US Approves BP for Unmanned Aerial Vehicles in Alaska

By Trent Jacobs 18 Jun 2014

The United States Federal Aviation Administration (FAA) this month issued the first approval for the overland use of unmanned aerial vehicles in Alaska. The authorization was granted to oil and gas company BP and UAV maker AeroVironment for aerial surveys of roads and pipelines in Alaska’s prolific North Slope oilfields. Last year, the FAA issued a more restrictive approval to BP and ConocoPhillips that allowed the companies to fly UAVs over Arctic waters, and only during optimal conditions.  
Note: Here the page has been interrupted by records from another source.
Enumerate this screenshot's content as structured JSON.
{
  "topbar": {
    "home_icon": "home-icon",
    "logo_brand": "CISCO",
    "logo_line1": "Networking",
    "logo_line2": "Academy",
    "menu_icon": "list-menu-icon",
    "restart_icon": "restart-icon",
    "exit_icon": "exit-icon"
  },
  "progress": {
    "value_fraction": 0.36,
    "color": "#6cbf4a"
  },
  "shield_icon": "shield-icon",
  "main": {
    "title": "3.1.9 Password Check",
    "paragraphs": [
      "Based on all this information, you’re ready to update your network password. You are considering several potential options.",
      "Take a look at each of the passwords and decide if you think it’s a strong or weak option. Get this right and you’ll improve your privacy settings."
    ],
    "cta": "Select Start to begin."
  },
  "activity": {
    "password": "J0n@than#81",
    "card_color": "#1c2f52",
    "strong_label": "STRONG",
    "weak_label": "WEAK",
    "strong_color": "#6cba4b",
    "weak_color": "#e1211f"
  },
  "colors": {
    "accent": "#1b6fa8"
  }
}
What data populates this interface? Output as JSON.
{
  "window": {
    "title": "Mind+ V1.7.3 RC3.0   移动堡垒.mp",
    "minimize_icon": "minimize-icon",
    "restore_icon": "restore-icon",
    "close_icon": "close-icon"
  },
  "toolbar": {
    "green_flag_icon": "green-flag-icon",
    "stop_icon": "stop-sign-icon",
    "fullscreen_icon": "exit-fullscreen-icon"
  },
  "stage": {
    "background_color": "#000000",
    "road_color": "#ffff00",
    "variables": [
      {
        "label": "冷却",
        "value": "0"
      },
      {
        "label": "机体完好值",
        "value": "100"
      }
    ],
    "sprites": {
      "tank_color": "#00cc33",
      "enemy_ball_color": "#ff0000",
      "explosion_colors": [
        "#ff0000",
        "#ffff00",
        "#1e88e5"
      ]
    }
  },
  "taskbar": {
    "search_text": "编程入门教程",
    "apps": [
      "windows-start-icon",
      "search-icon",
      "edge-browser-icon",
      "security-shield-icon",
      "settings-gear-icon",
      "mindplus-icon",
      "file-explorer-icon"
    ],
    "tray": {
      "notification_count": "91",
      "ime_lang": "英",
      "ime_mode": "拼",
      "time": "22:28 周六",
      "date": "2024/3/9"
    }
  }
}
BP and AeroVironment carried out the first approved flight on June 8, using a Puma AE, a hand-launched vehicle that is 4.5 ft long with a 9 ft wingspan. BP intends to use the light-weight UAV for “high-accuracy” land surveys and maps to identify maintenance requirements on roads and infrastructure. “The (unmanned aerial system) technology has potential to improve safety, efficiency, and the reliability of BP’s Alaska North Slope infrastructure and maintenance programs,” said BP spokesperson Dawn Patience. 

For AeroVironment, the largest maker of UAVs for the US military, this latest approval offers a chance to demonstrate the benefits of the technology to private companies who want to use the technology as well as to the government, which is tasked with regulating it. “It is an important first step in introducing the capabilities that small unmanned aircrafts deliver for a large number of commercial applications,” said Steve Gitlin, vice president of marketing and communications for AeroVironment.    

Gitlin added that the process BP and AeroVironment followed to obtain approval was very similar to the process commercial airline companies follow to be granted restricted licenses. “From that perspective it is groundbreaking,” he said. “Our hope is that this is the first of many (approvals) to come.”

Earlier this year, the FAA also announced the selection of sites in Alaska, Nevada, New York, North Dakota, Texas, and Virginia where UAV testing and research will be used to help the agency integrate the technology into the US airspace. Establishing testing sites was part of a 2012 law passed by the US Congress that also ordered the FAA to permanently allow for the use of small UAVs in Alaska’s Arctic areas. “These surveys on Alaska’s North Slope are another important step toward broader commercial use of unmanned aircraft,” said Anthony Foxx, the US transportation secretary, which oversees the FAA. “The technology is quickly changing, and the opportunities are growing.”

Trent Jacobs is a Technology Writer for the Journal of Petroleum Technology.